Preliminary report on investigation and closure procedures for motorway incidents released.
Today, I am publishing the preliminary report on investigation and closure procedures for motorway incidents. The joint review carried out by my department, the Association of Chief Police Officers (ACPO), the Highways Agency (HA), and the Home Office, looked at what needs to be done to reduce the duration of motorway closure incidents and help keep our motorways moving. The report can be found on my department’s website and an electronic copy has been lodged with the House library.
As set out within my department’s business plan, the review supports this government’s vision for a transport system which is an engine for economic growth, and its commitment to tackling the causes of congestion and unreliability on the strategic road network.
Motorway closures in England costs the economy around £1 billion a year, which is an unacceptable brake on the country’s economic recovery. Tackling the causes of congestion and keeping traffic moving is a vital element in securing the UK’s prosperity.
As such, we completed a review of motorway closure incidents, to identify what improvements could be made to achieve the shortest timeline possible for managing such incidents.

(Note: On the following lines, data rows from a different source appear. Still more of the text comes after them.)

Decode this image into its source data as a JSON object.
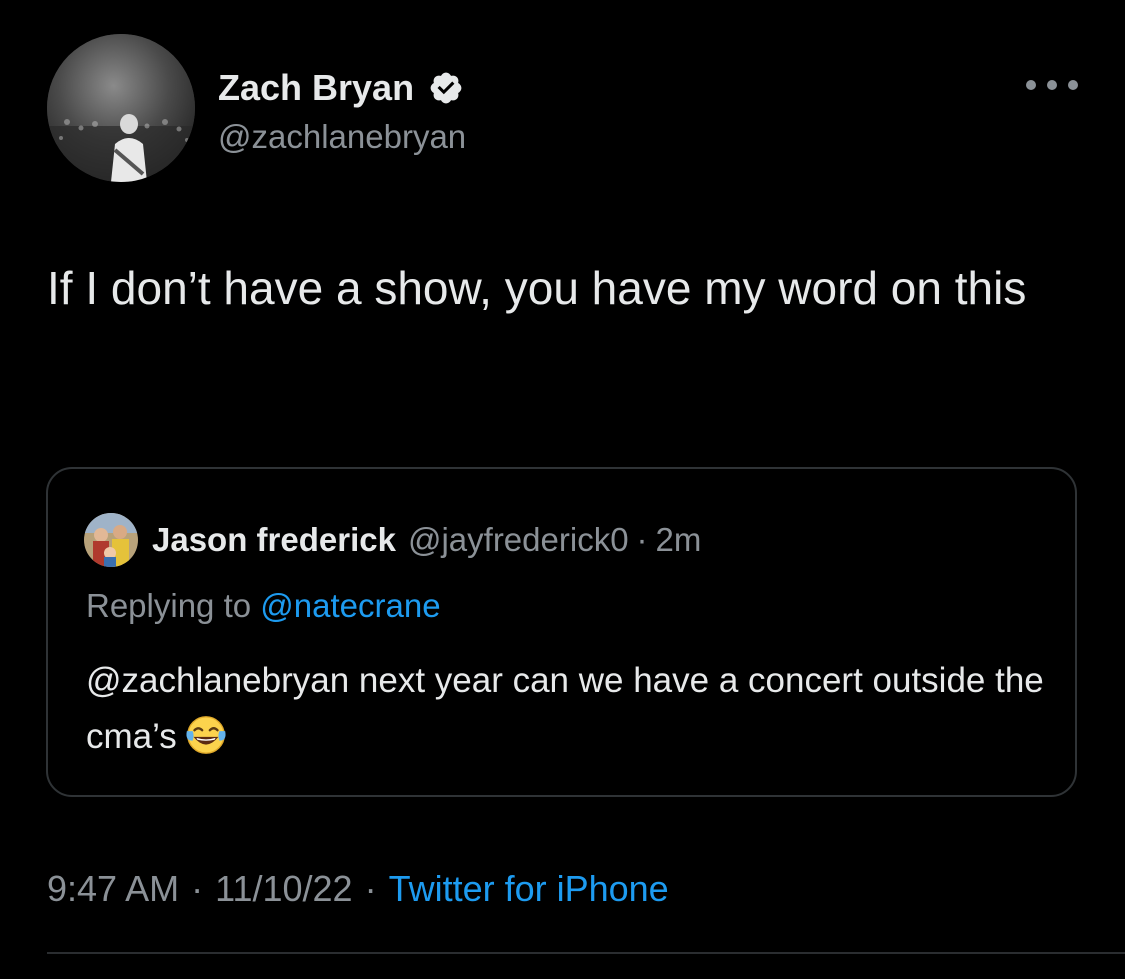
{
  "colors": {
    "background": "#000000",
    "primary_text": "#e7e9ea",
    "secondary_text": "#8b9197",
    "accent": "#1d9bf0",
    "verified_badge": "#e7e9ea",
    "border": "#2f3336"
  },
  "author": {
    "display_name": "Zach Bryan",
    "handle": "@zachlanebryan",
    "verified": true,
    "verified_icon": "verified-badge-icon",
    "avatar_icon": "avatar-concert-photo"
  },
  "more_menu_icon": "more-options-icon",
  "tweet": {
    "text": "If I don’t have a show, you have my word on this"
  },
  "quoted_tweet": {
    "author_name": "Jason frederick",
    "author_handle": "@jayfrederick0",
    "separator": "·",
    "time_ago": "2m",
    "replying_prefix": "Replying to",
    "replying_to": "@natecrane",
    "text": "@zachlanebryan next year can we have a concert outside the cma’s",
    "emoji": "face-with-tears-of-joy-icon",
    "avatar_icon": "avatar-family-photo"
  },
  "meta": {
    "time": "9:47 AM",
    "separator_1": "·",
    "date": "11/10/22",
    "separator_2": "·",
    "source": "Twitter for iPhone"
  }
}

The review led by this department makes ten recommendations, the delivery of which will ensure that there is overall improvement in the time taken to reopen motorways following an incident. The recommendations are contained within the report.
I am also announcing DfT funding of around £3 million for laser scanning technology that can be used by the police for surveying incident scenes. Recent trials by the police and HA have demonstrated that this can make a real difference in speeding up the investigation process. The £3 million will be used to set up a fund which police forces can bid from to put towards the purchase of this technology. The fund will take a match funding approach thereby potentially enabling a larger number of forces to purchase and use this equipment across the strategic road network and local road network.
Later today, I will be chairing a national summit with representatives from all key incident management parties to discuss the review’s findings, and to formally agree the high-level action plan on the way forward. The majority of the review’s recommendations are expected to be completed by the end of the year, and we remain on track to deliver on a further business plan commitment to set up and implement measures to reduce congestion caused by incidents by December 2012. I am confident that by having open dialogue and by continuing to work closely with the emergency services and colleagues across government in this collaborative manner, we can manage incidents effectively, efficiently and consistently.